About this exercise. Repeat each entry exactly, but do not carry over the pictures.

Supplied data.
--
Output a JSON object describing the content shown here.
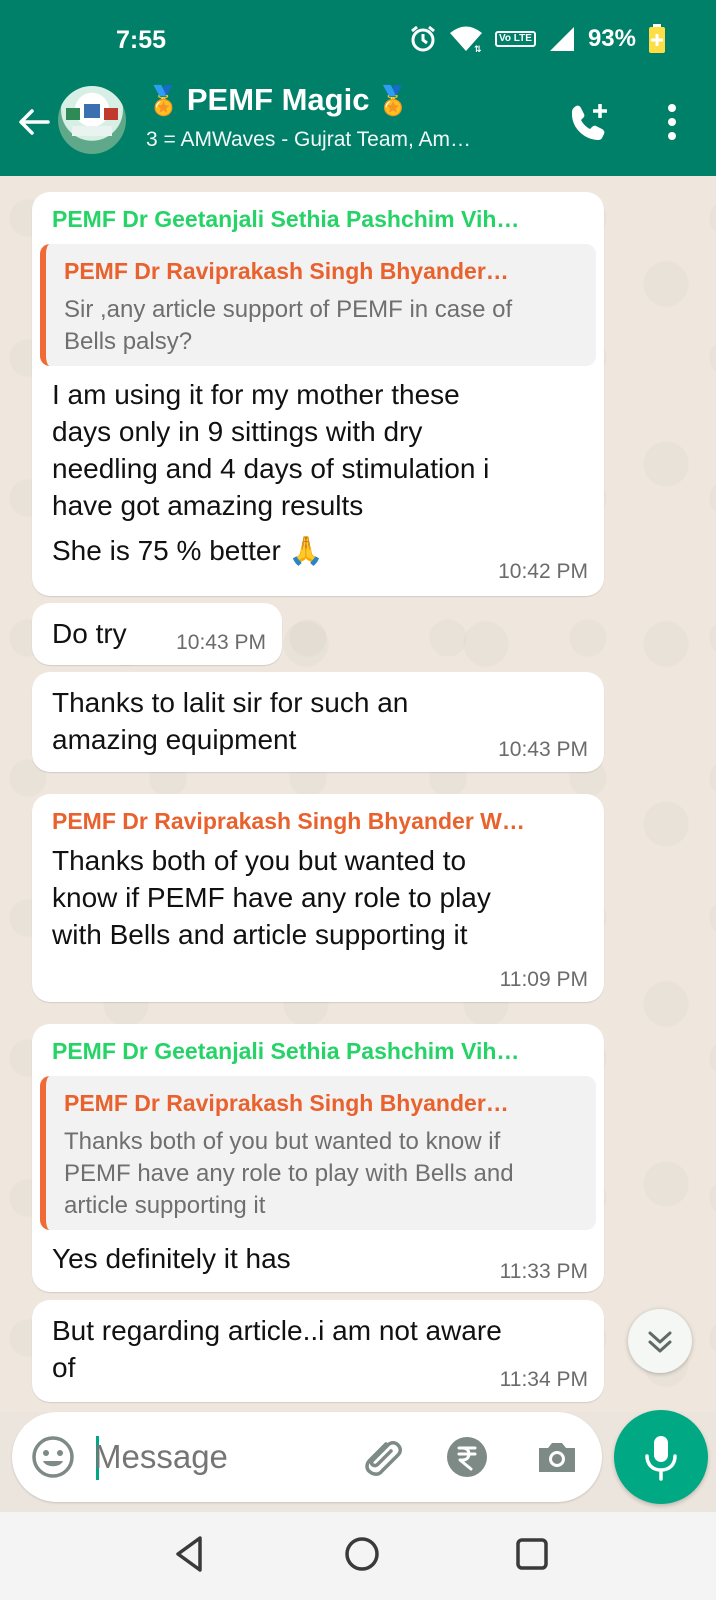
{
  "status_bar": {
    "time": "7:55",
    "lte_label": "Vo LTE",
    "battery": "93%"
  },
  "header": {
    "title": "PEMF Magic",
    "title_prefix_icon": "medal-icon",
    "title_suffix_icon": "medal-icon",
    "subtitle": "3 = AMWaves - Gujrat Team, Am…",
    "accent_color": "#008069"
  },
  "messages": [
    {
      "sender": "PEMF Dr Geetanjali Sethia Pashchim Vih…",
      "sender_color": "#25d366",
      "quote": {
        "sender": "PEMF Dr Raviprakash Singh Bhyander…",
        "text_lines": [
          "Sir ,any article support of PEMF in case of",
          "Bells palsy?"
        ]
      },
      "text_lines": [
        "I am using it for my mother these",
        "days only in 9 sittings with dry",
        "needling and 4 days of stimulation i",
        "have got amazing results",
        "She is 75 % better 🙏"
      ],
      "time": "10:42 PM"
    },
    {
      "text_lines": [
        "Do try"
      ],
      "time": "10:43 PM"
    },
    {
      "text_lines": [
        "Thanks to lalit sir for such an",
        "amazing equipment"
      ],
      "time": "10:43 PM"
    },
    {
      "sender": "PEMF Dr Raviprakash Singh Bhyander W…",
      "sender_color": "#e9622e",
      "text_lines": [
        "Thanks both of you  but wanted to",
        "know if PEMF have any role to play",
        "with Bells and article supporting it"
      ],
      "time": "11:09 PM"
    },
    {
      "sender": "PEMF Dr Geetanjali Sethia Pashchim Vih…",
      "sender_color": "#25d366",
      "quote": {
        "sender": "PEMF Dr Raviprakash Singh Bhyander…",
        "text_lines": [
          "Thanks both of you  but wanted to know if",
          "PEMF have any role to play with Bells and",
          "article supporting it"
        ]
      },
      "text_lines": [
        "Yes definitely it has"
      ],
      "time": "11:33 PM"
    },
    {
      "text_lines": [
        "But regarding article..i am not aware",
        "of"
      ],
      "time": "11:34 PM"
    }
  ],
  "composer": {
    "placeholder": "Message"
  }
}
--
Answer space.
Output a JSON object describing the content shown here.
{
  "status_bar": {
    "time": "7:55",
    "lte_label": "Vo LTE",
    "battery": "93%"
  },
  "header": {
    "title": "PEMF Magic",
    "title_prefix_icon": "medal-icon",
    "title_suffix_icon": "medal-icon",
    "subtitle": "3 = AMWaves - Gujrat Team, Am…",
    "accent_color": "#008069"
  },
  "messages": [
    {
      "sender": "PEMF Dr Geetanjali Sethia Pashchim Vih…",
      "sender_color": "#25d366",
      "quote": {
        "sender": "PEMF Dr Raviprakash Singh Bhyander…",
        "text_lines": [
          "Sir ,any article support of PEMF in case of",
          "Bells palsy?"
        ]
      },
      "text_lines": [
        "I am using it for my mother these",
        "days only in 9 sittings with dry",
        "needling and 4 days of stimulation i",
        "have got amazing results",
        "She is 75 % better 🙏"
      ],
      "time": "10:42 PM"
    },
    {
      "text_lines": [
        "Do try"
      ],
      "time": "10:43 PM"
    },
    {
      "text_lines": [
        "Thanks to lalit sir for such an",
        "amazing equipment"
      ],
      "time": "10:43 PM"
    },
    {
      "sender": "PEMF Dr Raviprakash Singh Bhyander W…",
      "sender_color": "#e9622e",
      "text_lines": [
        "Thanks both of you  but wanted to",
        "know if PEMF have any role to play",
        "with Bells and article supporting it"
      ],
      "time": "11:09 PM"
    },
    {
      "sender": "PEMF Dr Geetanjali Sethia Pashchim Vih…",
      "sender_color": "#25d366",
      "quote": {
        "sender": "PEMF Dr Raviprakash Singh Bhyander…",
        "text_lines": [
          "Thanks both of you  but wanted to know if",
          "PEMF have any role to play with Bells and",
          "article supporting it"
        ]
      },
      "text_lines": [
        "Yes definitely it has"
      ],
      "time": "11:33 PM"
    },
    {
      "text_lines": [
        "But regarding article..i am not aware",
        "of"
      ],
      "time": "11:34 PM"
    }
  ],
  "composer": {
    "placeholder": "Message"
  }
}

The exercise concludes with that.